WORK TO BE COMPLETED
Every line below is to be set down again exactly; any image stays out.

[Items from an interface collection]
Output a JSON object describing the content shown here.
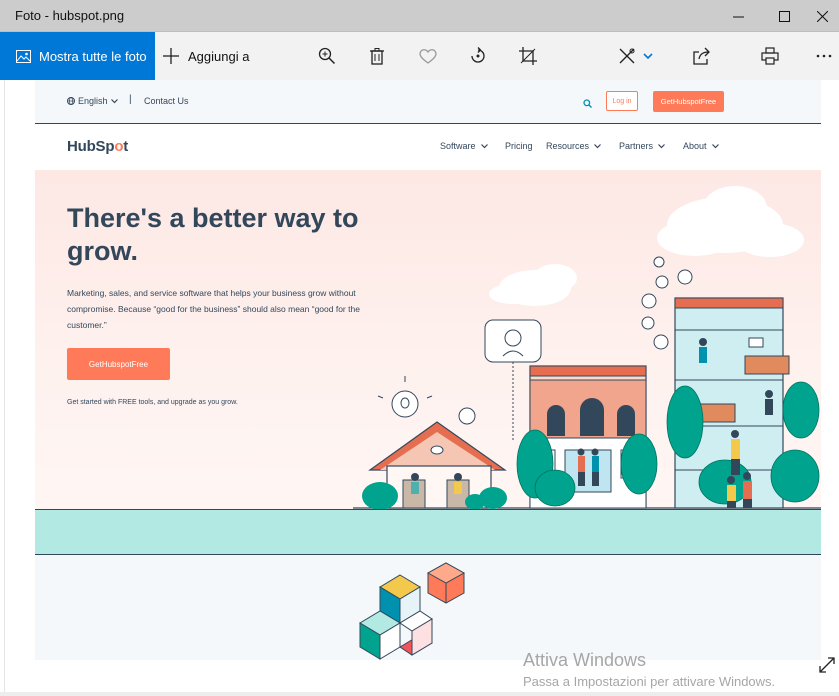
{
  "window": {
    "title": "Foto - hubspot.png"
  },
  "toolbar": {
    "show_all_label": "Mostra tutte le foto",
    "add_label": "Aggiungi a",
    "accent_color": "#0078d7"
  },
  "page": {
    "utility": {
      "language": "English",
      "separator": "|",
      "contact": "Contact Us",
      "login": "Log in",
      "cta": "GetHubspotFree"
    },
    "logo": {
      "part1": "HubSp",
      "part2": "o",
      "part3": "t"
    },
    "nav": [
      "Software",
      "Pricing",
      "Resources",
      "Partners",
      "About"
    ],
    "hero": {
      "headline": "There's a better way to grow.",
      "subtext": "Marketing, sales, and service software that helps your business grow without compromise. Because “good for the business” should also mean “good for the customer.”",
      "button": "GetHubspotFree",
      "note": "Get started with FREE tools, and upgrade as you grow."
    },
    "brand_color": "#ff7a59",
    "text_color": "#33475b"
  },
  "watermark": {
    "line1": "Attiva Windows",
    "line2": "Passa a Impostazioni per attivare Windows."
  }
}
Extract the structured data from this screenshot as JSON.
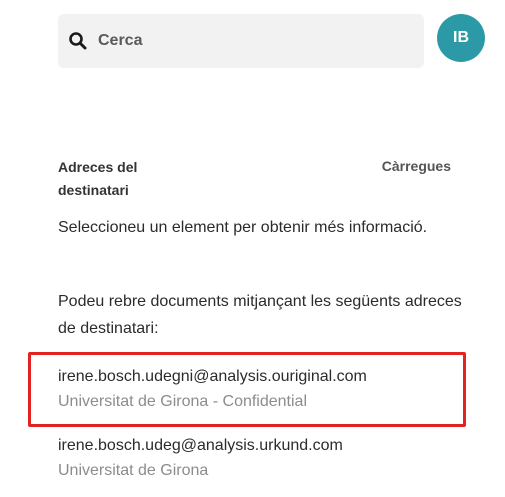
{
  "search": {
    "placeholder": "Cerca"
  },
  "avatar": {
    "initials": "IB",
    "color": "#2b9aa6"
  },
  "headings": {
    "left": "Adreces del destinatari",
    "right": "Càrregues"
  },
  "info": {
    "select_prompt": "Seleccioneu un element per obtenir més informació.",
    "addresses_intro": "Podeu rebre documents mitjançant les següents adreces de destinatari:"
  },
  "addresses": [
    {
      "email": "irene.bosch.udegni@analysis.ouriginal.com",
      "org": "Universitat de Girona - Confidential",
      "highlighted": true
    },
    {
      "email": "irene.bosch.udeg@analysis.urkund.com",
      "org": "Universitat de Girona",
      "highlighted": false
    }
  ],
  "colors": {
    "highlight_border": "#e32222",
    "muted_text": "#8c8c8c"
  }
}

WRITTEN REPLY
Output a JSON object describing the content shown here.
{
  "window": {
    "title": "Foto - hubspot.png"
  },
  "toolbar": {
    "show_all_label": "Mostra tutte le foto",
    "add_label": "Aggiungi a",
    "accent_color": "#0078d7"
  },
  "page": {
    "utility": {
      "language": "English",
      "separator": "|",
      "contact": "Contact Us",
      "login": "Log in",
      "cta": "GetHubspotFree"
    },
    "logo": {
      "part1": "HubSp",
      "part2": "o",
      "part3": "t"
    },
    "nav": [
      "Software",
      "Pricing",
      "Resources",
      "Partners",
      "About"
    ],
    "hero": {
      "headline": "There's a better way to grow.",
      "subtext": "Marketing, sales, and service software that helps your business grow without compromise. Because “good for the business” should also mean “good for the customer.”",
      "button": "GetHubspotFree",
      "note": "Get started with FREE tools, and upgrade as you grow."
    },
    "brand_color": "#ff7a59",
    "text_color": "#33475b"
  },
  "watermark": {
    "line1": "Attiva Windows",
    "line2": "Passa a Impostazioni per attivare Windows."
  }
}
Extract the structured data from this screenshot as JSON.
{
  "search": {
    "placeholder": "Cerca"
  },
  "avatar": {
    "initials": "IB",
    "color": "#2b9aa6"
  },
  "headings": {
    "left": "Adreces del destinatari",
    "right": "Càrregues"
  },
  "info": {
    "select_prompt": "Seleccioneu un element per obtenir més informació.",
    "addresses_intro": "Podeu rebre documents mitjançant les següents adreces de destinatari:"
  },
  "addresses": [
    {
      "email": "irene.bosch.udegni@analysis.ouriginal.com",
      "org": "Universitat de Girona - Confidential",
      "highlighted": true
    },
    {
      "email": "irene.bosch.udeg@analysis.urkund.com",
      "org": "Universitat de Girona",
      "highlighted": false
    }
  ],
  "colors": {
    "highlight_border": "#e32222",
    "muted_text": "#8c8c8c"
  }
}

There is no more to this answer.